WHAT IS REQUIRED
Line by line, give the data again exactly as it appears, but without pictures.

Website and app data records
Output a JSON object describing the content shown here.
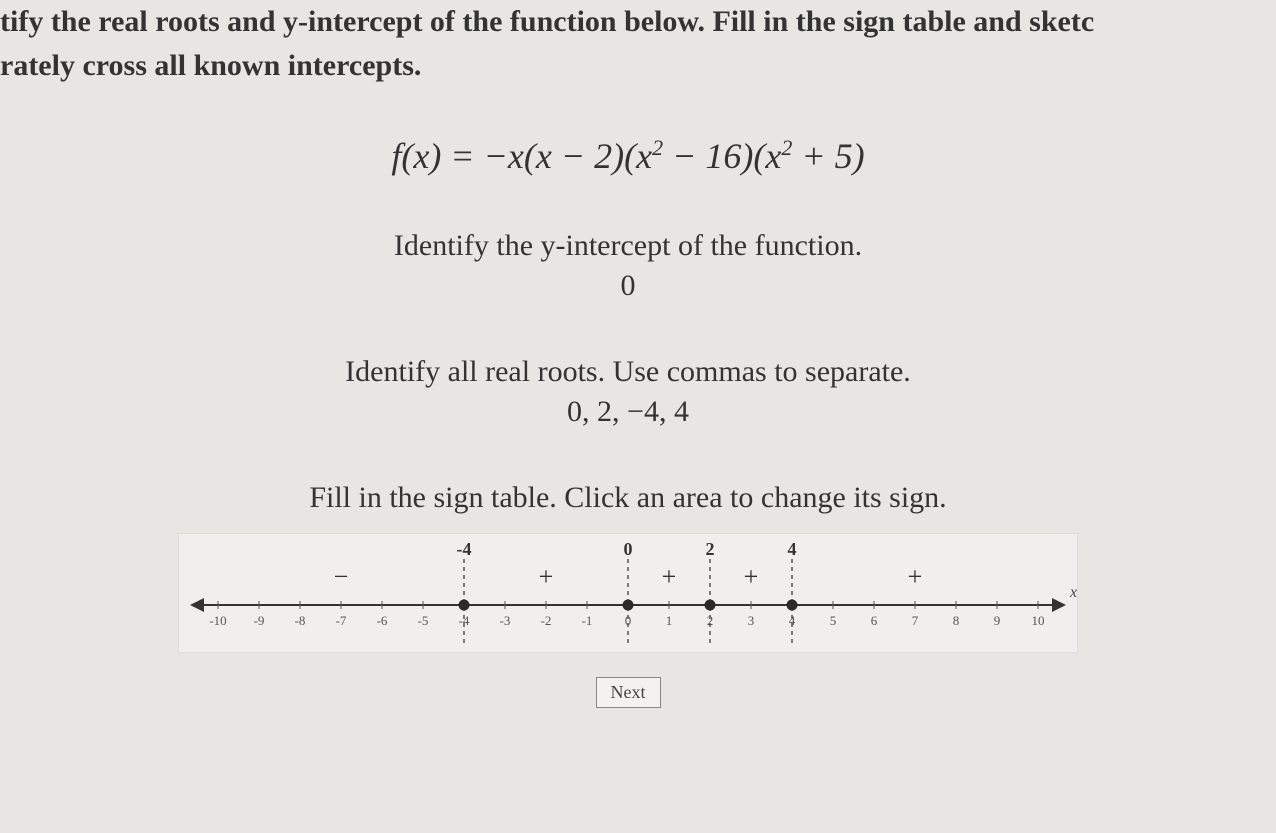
{
  "intro": {
    "line1": "tify the real roots and y-intercept of the function below. Fill in the sign table and sketc",
    "line2": "rately cross all known intercepts."
  },
  "formula": "f(x) = −x(x − 2)(x² − 16)(x² + 5)",
  "yint": {
    "prompt": "Identify the y-intercept of the function.",
    "value": "0"
  },
  "roots": {
    "prompt": "Identify all real roots. Use commas to separate.",
    "value": "0, 2, −4, 4"
  },
  "signtable": {
    "prompt": "Fill in the sign table. Click an area to change its sign.",
    "ticks": [
      "-10",
      "-9",
      "-8",
      "-7",
      "-6",
      "-5",
      "-4",
      "-3",
      "-2",
      "-1",
      "0",
      "1",
      "2",
      "3",
      "4",
      "5",
      "6",
      "7",
      "8",
      "9",
      "10"
    ],
    "roots": [
      {
        "value": -4,
        "label": "-4"
      },
      {
        "value": 0,
        "label": "0"
      },
      {
        "value": 2,
        "label": "2"
      },
      {
        "value": 4,
        "label": "4"
      }
    ],
    "regions": [
      {
        "from": -10,
        "to": -4,
        "sign": "−"
      },
      {
        "from": -4,
        "to": 0,
        "sign": "+"
      },
      {
        "from": 0,
        "to": 2,
        "sign": "+"
      },
      {
        "from": 2,
        "to": 4,
        "sign": "+"
      },
      {
        "from": 4,
        "to": 10,
        "sign": "+"
      }
    ],
    "axis_label": "x"
  },
  "next_label": "Next"
}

REPLY TO THE TASK
Output a JSON object describing the content shown here.
{
  "intro": {
    "line1": "tify the real roots and y-intercept of the function below. Fill in the sign table and sketc",
    "line2": "rately cross all known intercepts."
  },
  "formula": "f(x) = −x(x − 2)(x² − 16)(x² + 5)",
  "yint": {
    "prompt": "Identify the y-intercept of the function.",
    "value": "0"
  },
  "roots": {
    "prompt": "Identify all real roots. Use commas to separate.",
    "value": "0, 2, −4, 4"
  },
  "signtable": {
    "prompt": "Fill in the sign table. Click an area to change its sign.",
    "ticks": [
      "-10",
      "-9",
      "-8",
      "-7",
      "-6",
      "-5",
      "-4",
      "-3",
      "-2",
      "-1",
      "0",
      "1",
      "2",
      "3",
      "4",
      "5",
      "6",
      "7",
      "8",
      "9",
      "10"
    ],
    "roots": [
      {
        "value": -4,
        "label": "-4"
      },
      {
        "value": 0,
        "label": "0"
      },
      {
        "value": 2,
        "label": "2"
      },
      {
        "value": 4,
        "label": "4"
      }
    ],
    "regions": [
      {
        "from": -10,
        "to": -4,
        "sign": "−"
      },
      {
        "from": -4,
        "to": 0,
        "sign": "+"
      },
      {
        "from": 0,
        "to": 2,
        "sign": "+"
      },
      {
        "from": 2,
        "to": 4,
        "sign": "+"
      },
      {
        "from": 4,
        "to": 10,
        "sign": "+"
      }
    ],
    "axis_label": "x"
  },
  "next_label": "Next"
}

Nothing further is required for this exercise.